§ **Problem requirements**
Set down the data below exactly; pictures stay out.

Recorded data
* * *

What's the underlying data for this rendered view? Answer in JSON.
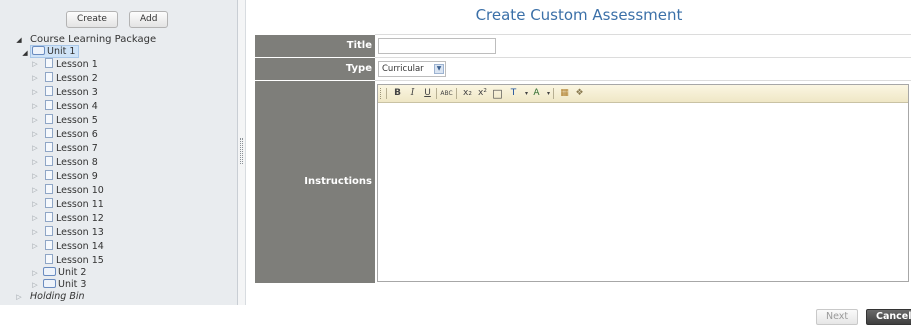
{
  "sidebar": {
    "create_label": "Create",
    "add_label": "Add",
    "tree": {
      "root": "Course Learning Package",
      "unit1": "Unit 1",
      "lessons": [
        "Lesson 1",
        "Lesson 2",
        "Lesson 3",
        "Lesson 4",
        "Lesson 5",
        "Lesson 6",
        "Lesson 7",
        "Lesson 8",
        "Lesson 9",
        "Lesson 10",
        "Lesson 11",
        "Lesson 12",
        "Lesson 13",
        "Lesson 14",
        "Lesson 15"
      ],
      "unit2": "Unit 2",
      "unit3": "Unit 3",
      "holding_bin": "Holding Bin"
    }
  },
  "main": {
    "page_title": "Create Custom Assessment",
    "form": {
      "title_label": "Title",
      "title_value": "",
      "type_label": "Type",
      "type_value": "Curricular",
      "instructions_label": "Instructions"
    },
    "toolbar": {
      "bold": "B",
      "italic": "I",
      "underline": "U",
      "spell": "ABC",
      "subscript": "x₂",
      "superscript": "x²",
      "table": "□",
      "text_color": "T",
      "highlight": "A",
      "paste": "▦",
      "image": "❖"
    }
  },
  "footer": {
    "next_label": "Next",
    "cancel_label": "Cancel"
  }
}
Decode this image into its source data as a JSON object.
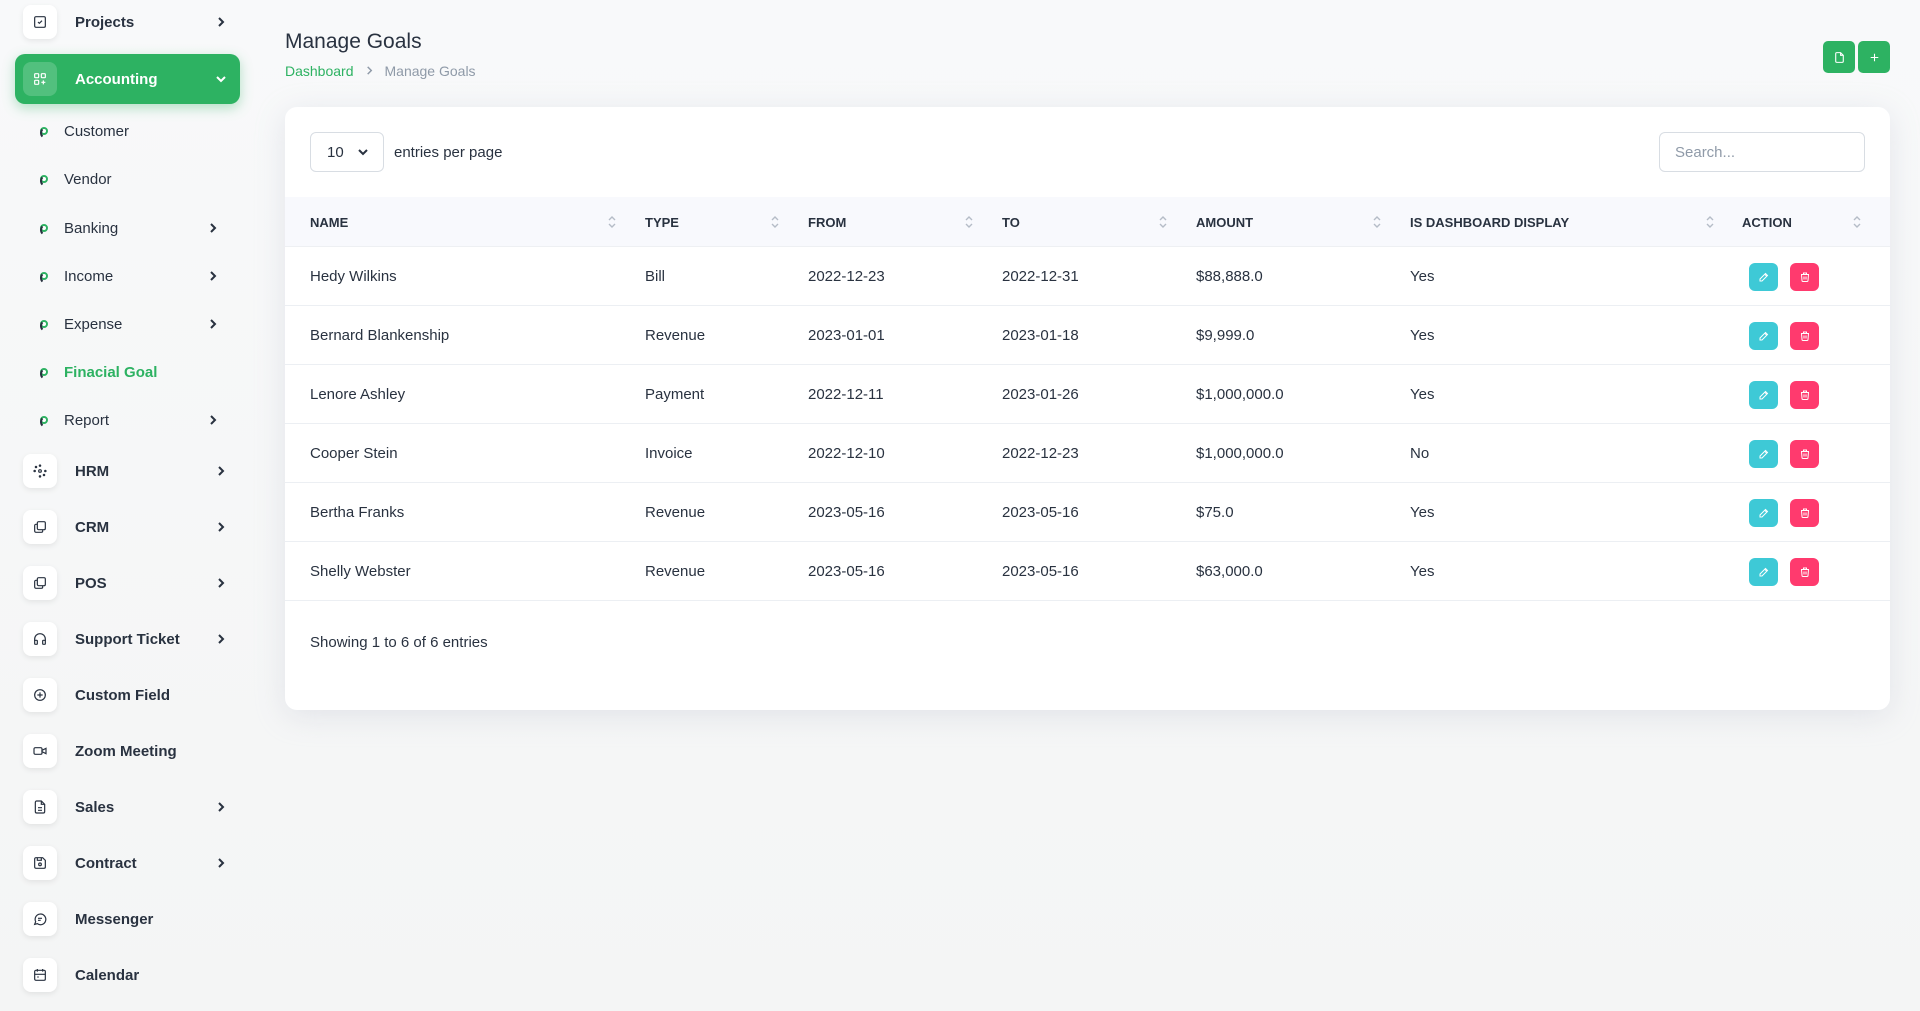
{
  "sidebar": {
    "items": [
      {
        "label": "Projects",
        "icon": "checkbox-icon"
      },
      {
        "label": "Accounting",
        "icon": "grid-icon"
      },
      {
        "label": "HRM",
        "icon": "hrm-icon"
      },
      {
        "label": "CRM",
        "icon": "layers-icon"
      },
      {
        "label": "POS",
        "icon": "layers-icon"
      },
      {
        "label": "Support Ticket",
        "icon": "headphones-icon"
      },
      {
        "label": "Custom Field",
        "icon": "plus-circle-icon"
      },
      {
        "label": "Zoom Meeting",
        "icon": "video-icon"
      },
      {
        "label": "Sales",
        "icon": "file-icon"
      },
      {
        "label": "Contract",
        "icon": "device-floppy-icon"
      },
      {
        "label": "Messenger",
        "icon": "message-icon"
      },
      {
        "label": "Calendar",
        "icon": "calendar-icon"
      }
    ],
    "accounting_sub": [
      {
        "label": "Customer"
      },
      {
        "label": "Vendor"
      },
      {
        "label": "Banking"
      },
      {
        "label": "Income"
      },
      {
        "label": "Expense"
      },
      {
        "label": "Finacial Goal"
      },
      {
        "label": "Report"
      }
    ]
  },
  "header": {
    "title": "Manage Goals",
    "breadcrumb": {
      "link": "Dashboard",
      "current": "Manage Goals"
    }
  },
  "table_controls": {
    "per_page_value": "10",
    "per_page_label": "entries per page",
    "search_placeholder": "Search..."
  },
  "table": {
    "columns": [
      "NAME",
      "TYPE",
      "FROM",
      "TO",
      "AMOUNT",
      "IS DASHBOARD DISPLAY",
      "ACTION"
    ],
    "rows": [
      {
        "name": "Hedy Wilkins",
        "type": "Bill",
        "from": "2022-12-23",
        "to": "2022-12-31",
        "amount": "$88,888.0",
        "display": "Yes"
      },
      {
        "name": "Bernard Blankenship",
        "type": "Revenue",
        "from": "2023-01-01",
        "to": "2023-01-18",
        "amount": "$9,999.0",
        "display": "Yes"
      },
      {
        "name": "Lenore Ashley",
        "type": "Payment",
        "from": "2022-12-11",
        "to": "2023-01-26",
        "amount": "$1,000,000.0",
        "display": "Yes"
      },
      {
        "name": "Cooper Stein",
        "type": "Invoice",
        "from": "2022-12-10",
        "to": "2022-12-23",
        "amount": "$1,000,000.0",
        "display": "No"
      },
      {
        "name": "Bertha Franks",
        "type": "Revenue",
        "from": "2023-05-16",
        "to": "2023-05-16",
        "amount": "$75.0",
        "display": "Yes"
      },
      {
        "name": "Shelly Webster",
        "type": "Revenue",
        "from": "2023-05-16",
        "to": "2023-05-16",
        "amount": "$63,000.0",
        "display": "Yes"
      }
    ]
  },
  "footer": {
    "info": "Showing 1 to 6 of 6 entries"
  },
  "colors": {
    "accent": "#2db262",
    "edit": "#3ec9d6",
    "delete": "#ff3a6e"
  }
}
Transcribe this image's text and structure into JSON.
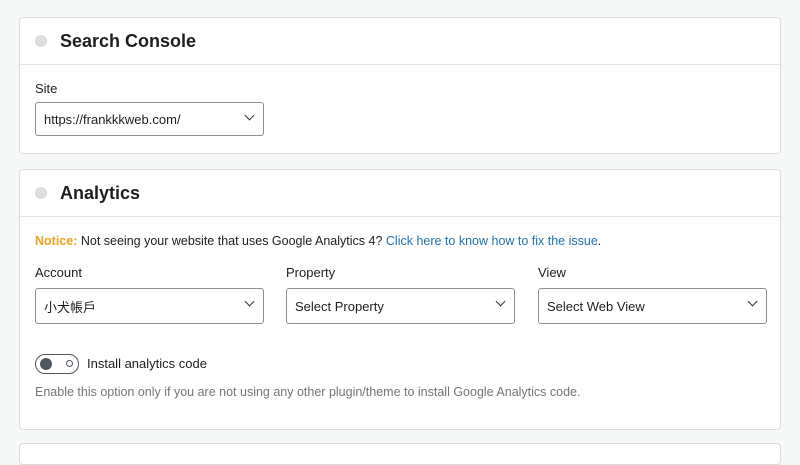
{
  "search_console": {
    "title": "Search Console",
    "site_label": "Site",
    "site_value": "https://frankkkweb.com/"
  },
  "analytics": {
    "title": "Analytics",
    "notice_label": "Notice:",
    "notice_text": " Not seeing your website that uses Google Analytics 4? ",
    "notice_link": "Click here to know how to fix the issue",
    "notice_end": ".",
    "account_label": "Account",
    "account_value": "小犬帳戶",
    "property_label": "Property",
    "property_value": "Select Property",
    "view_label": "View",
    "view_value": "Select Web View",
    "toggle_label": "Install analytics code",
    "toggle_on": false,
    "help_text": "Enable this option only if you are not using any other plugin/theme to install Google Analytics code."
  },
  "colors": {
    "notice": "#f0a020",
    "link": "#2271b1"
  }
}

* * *

§ **Reply**
What's the underlying data for this rendered view? Answer in JSON.
{
  "sidebar": {
    "create_label": "Create",
    "add_label": "Add",
    "tree": {
      "root": "Course Learning Package",
      "unit1": "Unit 1",
      "lessons": [
        "Lesson 1",
        "Lesson 2",
        "Lesson 3",
        "Lesson 4",
        "Lesson 5",
        "Lesson 6",
        "Lesson 7",
        "Lesson 8",
        "Lesson 9",
        "Lesson 10",
        "Lesson 11",
        "Lesson 12",
        "Lesson 13",
        "Lesson 14",
        "Lesson 15"
      ],
      "unit2": "Unit 2",
      "unit3": "Unit 3",
      "holding_bin": "Holding Bin"
    }
  },
  "main": {
    "page_title": "Create Custom Assessment",
    "form": {
      "title_label": "Title",
      "title_value": "",
      "type_label": "Type",
      "type_value": "Curricular",
      "instructions_label": "Instructions"
    },
    "toolbar": {
      "bold": "B",
      "italic": "I",
      "underline": "U",
      "spell": "ABC",
      "subscript": "x₂",
      "superscript": "x²",
      "table": "□",
      "text_color": "T",
      "highlight": "A",
      "paste": "▦",
      "image": "❖"
    }
  },
  "footer": {
    "next_label": "Next",
    "cancel_label": "Cancel"
  }
}
Decode this image into its source data as a JSON object.
{
  "sidebar": {
    "items": [
      {
        "label": "Projects",
        "icon": "checkbox-icon"
      },
      {
        "label": "Accounting",
        "icon": "grid-icon"
      },
      {
        "label": "HRM",
        "icon": "hrm-icon"
      },
      {
        "label": "CRM",
        "icon": "layers-icon"
      },
      {
        "label": "POS",
        "icon": "layers-icon"
      },
      {
        "label": "Support Ticket",
        "icon": "headphones-icon"
      },
      {
        "label": "Custom Field",
        "icon": "plus-circle-icon"
      },
      {
        "label": "Zoom Meeting",
        "icon": "video-icon"
      },
      {
        "label": "Sales",
        "icon": "file-icon"
      },
      {
        "label": "Contract",
        "icon": "device-floppy-icon"
      },
      {
        "label": "Messenger",
        "icon": "message-icon"
      },
      {
        "label": "Calendar",
        "icon": "calendar-icon"
      }
    ],
    "accounting_sub": [
      {
        "label": "Customer"
      },
      {
        "label": "Vendor"
      },
      {
        "label": "Banking"
      },
      {
        "label": "Income"
      },
      {
        "label": "Expense"
      },
      {
        "label": "Finacial Goal"
      },
      {
        "label": "Report"
      }
    ]
  },
  "header": {
    "title": "Manage Goals",
    "breadcrumb": {
      "link": "Dashboard",
      "current": "Manage Goals"
    }
  },
  "table_controls": {
    "per_page_value": "10",
    "per_page_label": "entries per page",
    "search_placeholder": "Search..."
  },
  "table": {
    "columns": [
      "NAME",
      "TYPE",
      "FROM",
      "TO",
      "AMOUNT",
      "IS DASHBOARD DISPLAY",
      "ACTION"
    ],
    "rows": [
      {
        "name": "Hedy Wilkins",
        "type": "Bill",
        "from": "2022-12-23",
        "to": "2022-12-31",
        "amount": "$88,888.0",
        "display": "Yes"
      },
      {
        "name": "Bernard Blankenship",
        "type": "Revenue",
        "from": "2023-01-01",
        "to": "2023-01-18",
        "amount": "$9,999.0",
        "display": "Yes"
      },
      {
        "name": "Lenore Ashley",
        "type": "Payment",
        "from": "2022-12-11",
        "to": "2023-01-26",
        "amount": "$1,000,000.0",
        "display": "Yes"
      },
      {
        "name": "Cooper Stein",
        "type": "Invoice",
        "from": "2022-12-10",
        "to": "2022-12-23",
        "amount": "$1,000,000.0",
        "display": "No"
      },
      {
        "name": "Bertha Franks",
        "type": "Revenue",
        "from": "2023-05-16",
        "to": "2023-05-16",
        "amount": "$75.0",
        "display": "Yes"
      },
      {
        "name": "Shelly Webster",
        "type": "Revenue",
        "from": "2023-05-16",
        "to": "2023-05-16",
        "amount": "$63,000.0",
        "display": "Yes"
      }
    ]
  },
  "footer": {
    "info": "Showing 1 to 6 of 6 entries"
  },
  "colors": {
    "accent": "#2db262",
    "edit": "#3ec9d6",
    "delete": "#ff3a6e"
  }
}
Transcribe this image's text and structure into JSON.
{
  "search_console": {
    "title": "Search Console",
    "site_label": "Site",
    "site_value": "https://frankkkweb.com/"
  },
  "analytics": {
    "title": "Analytics",
    "notice_label": "Notice:",
    "notice_text": " Not seeing your website that uses Google Analytics 4? ",
    "notice_link": "Click here to know how to fix the issue",
    "notice_end": ".",
    "account_label": "Account",
    "account_value": "小犬帳戶",
    "property_label": "Property",
    "property_value": "Select Property",
    "view_label": "View",
    "view_value": "Select Web View",
    "toggle_label": "Install analytics code",
    "toggle_on": false,
    "help_text": "Enable this option only if you are not using any other plugin/theme to install Google Analytics code."
  },
  "colors": {
    "notice": "#f0a020",
    "link": "#2271b1"
  }
}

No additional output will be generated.